Raised on a diet of beatings and thrashings from his alcoholic father, Gabriel first wins his way into his principal’s heart in High School by telling him that, unlike the other boys, he doesn’t aspire to being the most popular boy at school, but rather to find himself instead. Impressed by his attitude, Principal Thornton recommends him for a full scholarship at Prince of Wales Boarding School, the proverbial “best of the best,” set in East Africa.In the next scene, the vista of the internationally recognized boarding school, grounds for the development of the wealthy and the famous from across the globe, opens out before a newcomer, Nigel, who comes from an affluent home, and who, surprisingly enough, is not at all happy about coming to the school.
In front of a cheering crowd, Principal Boon introduces all present to those to whom he chooses to refer as the “guardian angels entrusted to tirelessly guide and watch over your little ones.” Most of those present are unaware that the so-called “guardian angels” will soon come to be recognized as the villains of the piece, at least by those who are subjected to their seemingly endless bullying and victimization.
Patch, Mucheru Njaga’s debut novel, was loosely based on his own experiences at the school. He was inspired to write the novel by a news article that he read in 2003 about a teenage boy who committed suicide in the US after months of bullying. Though Njaga insists that the tale is not an exposé as such and that none of the characters is real, he does admit that some of the events are true. He hopes, in fact, that the book will open up both national and international discourse on the root causes of bullying, by allowing its readers to look at the practice from both the perspective of the victim, as well as from that of the perpetrator. Keeping in mind that October is National Bullying Month, the publication of the book at this time of year is of particular importance. Also in a number of countries in Africa the school year starts at the beginning, rather than in the middle of, the year.
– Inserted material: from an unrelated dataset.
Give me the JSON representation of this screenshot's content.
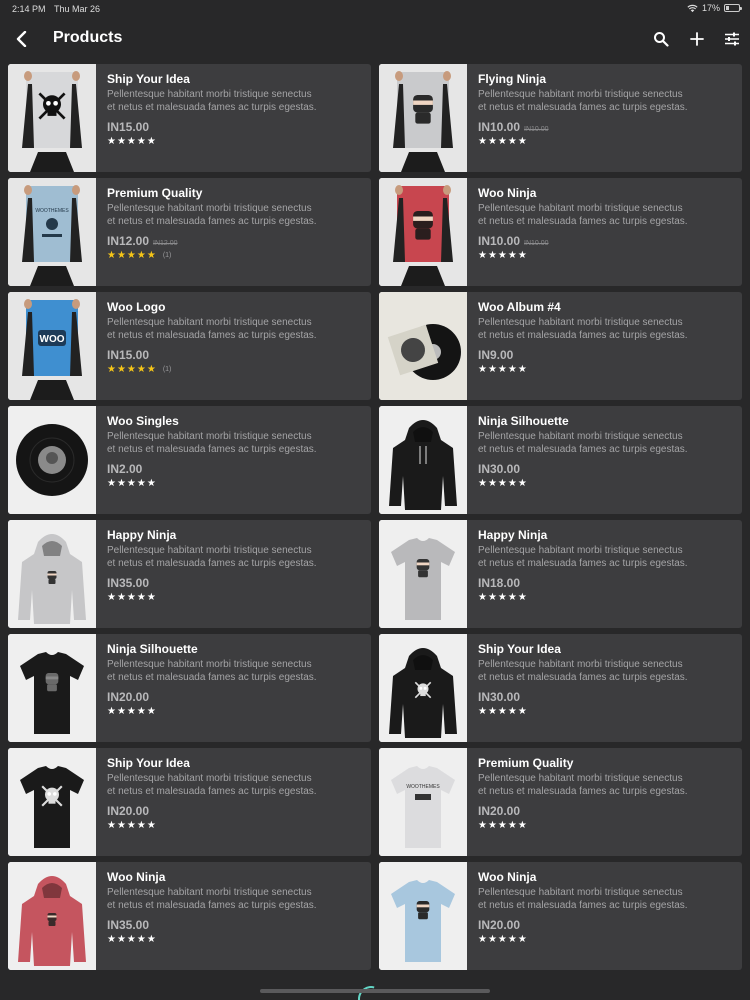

As the subject of Patch is of just as much relevance to people living on that continent as it is to those living in the US, the publication date could not be better. Both kids and their parents could do well be reading this novel over the vacation and studying its import prior to the start of the school year, or the next semester.
Mucheru Njaga was born and raised in Nairobi, Kenya, and studied creative writing at Hunter College. Before writing Patch, he worked on a number of different screenplays for several independent productions. The novel was, in fact, adapted from one of his own original screenplays. He is currently based in San Francisco, California.
Book Review By Lois Henderson
Available at Amazon.Com-Patch:Assumption Is A Crime